Unpaid trainers with the "Adopt-a-Bull" program arrive weekly to teach pitbull terriers — a breed with a bad reputation that makes up 70 percent of the shelter's dog population — basic skills such as sitting on command. Other volunteers agree to foster animals temporarily.

• The shelter staff markets their no-kill approach relentlessly. There are frequent adoption promotions, such as free cats in December. A website features photos of all animals up for adoption taken by volunteer professionals. They capture the animals at play or in full portrait, rather than in a cage.

Dog walkers are encouraged to write their impressions of each animal on a whiteboard displayed in the adoption room. They do, with comments like, "Happy boy!"

• The biggest change came before commissioners adopted no-kill as their mantra. The main shelter, off U.S. 41 in Palmetto, is tricky to find. Two years ago, the county opened an adoption center in a downtown Bradenton office space.

Now dogs and cats are on display in one of Manatee's prime districts, a place dedicated solely to the happy part of animal services: finding pets new homes.

"It used to be like, 'They're animal services. They kill,' " said Cheryl Thompson, an animal care specialist who works on a rotation at the adoption center. "This is more rewarding."

• Working with nonprofit groups, Manatee also enthusiastically supports a practice known as trap-neuter-vaccinate-release. It involves trapping stray or feral cats, getting them fixed and re-releasing them.

Cats make up the biggest share of animals killed at shelters. Trap-neuter-release is credited by advocates with sharply reducing their number.

• • •

The no-kill movement has its detractors. They say it drives up taxpayers' costs with longer hold times and increased medical treatment at shelters and sets unrealistic expectations.

Trapping and re-releasing cats has by far drawn the most skepticism from a Hillsborough County task force studying no-kill practices. Critics say it reintroduced feral cats to the wild, susceptible to disease, cars and cruel death.

"We can't do that with dogs," said Christy Layton, president of the county's Veterinary Medical Society. "Why should we do it with cats?"

Weiskopf notes the practice returns cats to their old environment but leaves them unable to reproduce. Why is killing them better?

"The problem is never going to go away," he said. "All we can do is reduce it."

He said his office budget has remained flat since implementing the no-kill policy. Savings come incrementally: Less propane for the animal incinerator. Donors help pay medical costs.

Other Hillsborough critics say both Manatee and Hillsborough have shown a reduction in the number of animals taken in by limiting drop-off hours.

Ian Hallett, hired by Hillsborough County in May to oversee animal services after helping run the no-kill shelter in Austin, Texas, said he recently expanded hours. He said intake has dropped because of the success of low or no-cost spay and neuter programs.

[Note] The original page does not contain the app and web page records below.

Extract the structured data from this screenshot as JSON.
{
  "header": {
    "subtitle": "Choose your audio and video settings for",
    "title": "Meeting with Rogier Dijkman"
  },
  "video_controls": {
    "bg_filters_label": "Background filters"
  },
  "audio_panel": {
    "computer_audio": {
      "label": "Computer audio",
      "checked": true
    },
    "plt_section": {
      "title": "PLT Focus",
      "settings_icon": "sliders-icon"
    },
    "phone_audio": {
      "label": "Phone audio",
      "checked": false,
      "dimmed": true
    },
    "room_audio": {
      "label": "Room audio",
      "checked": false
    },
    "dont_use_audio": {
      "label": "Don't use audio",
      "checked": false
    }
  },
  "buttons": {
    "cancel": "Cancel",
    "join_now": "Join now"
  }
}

He is already taking steps to further encourage adoptions, including extending adoption hours. While he is thankful for volunteers, he wants to expand their ranks. And he's eager to hear the task force's recommendations.

Ken Hagan, the Hillsborough County Commission chairman who pushed a Save 90 target, said his main goal is reducing the number of animals killed each year. More than 13,000 dogs and cats were euthanized at Hillsborough's animal shelter last year, 66 percent of the animals there.

"I think we can get hung up on the term, no-kill," he said. "The goal is to maximize the save rate."

Times staff writers Lee Logan and Barbara Behrendt contributed to this report. Contact Bill Varian at or (813) 226-3387.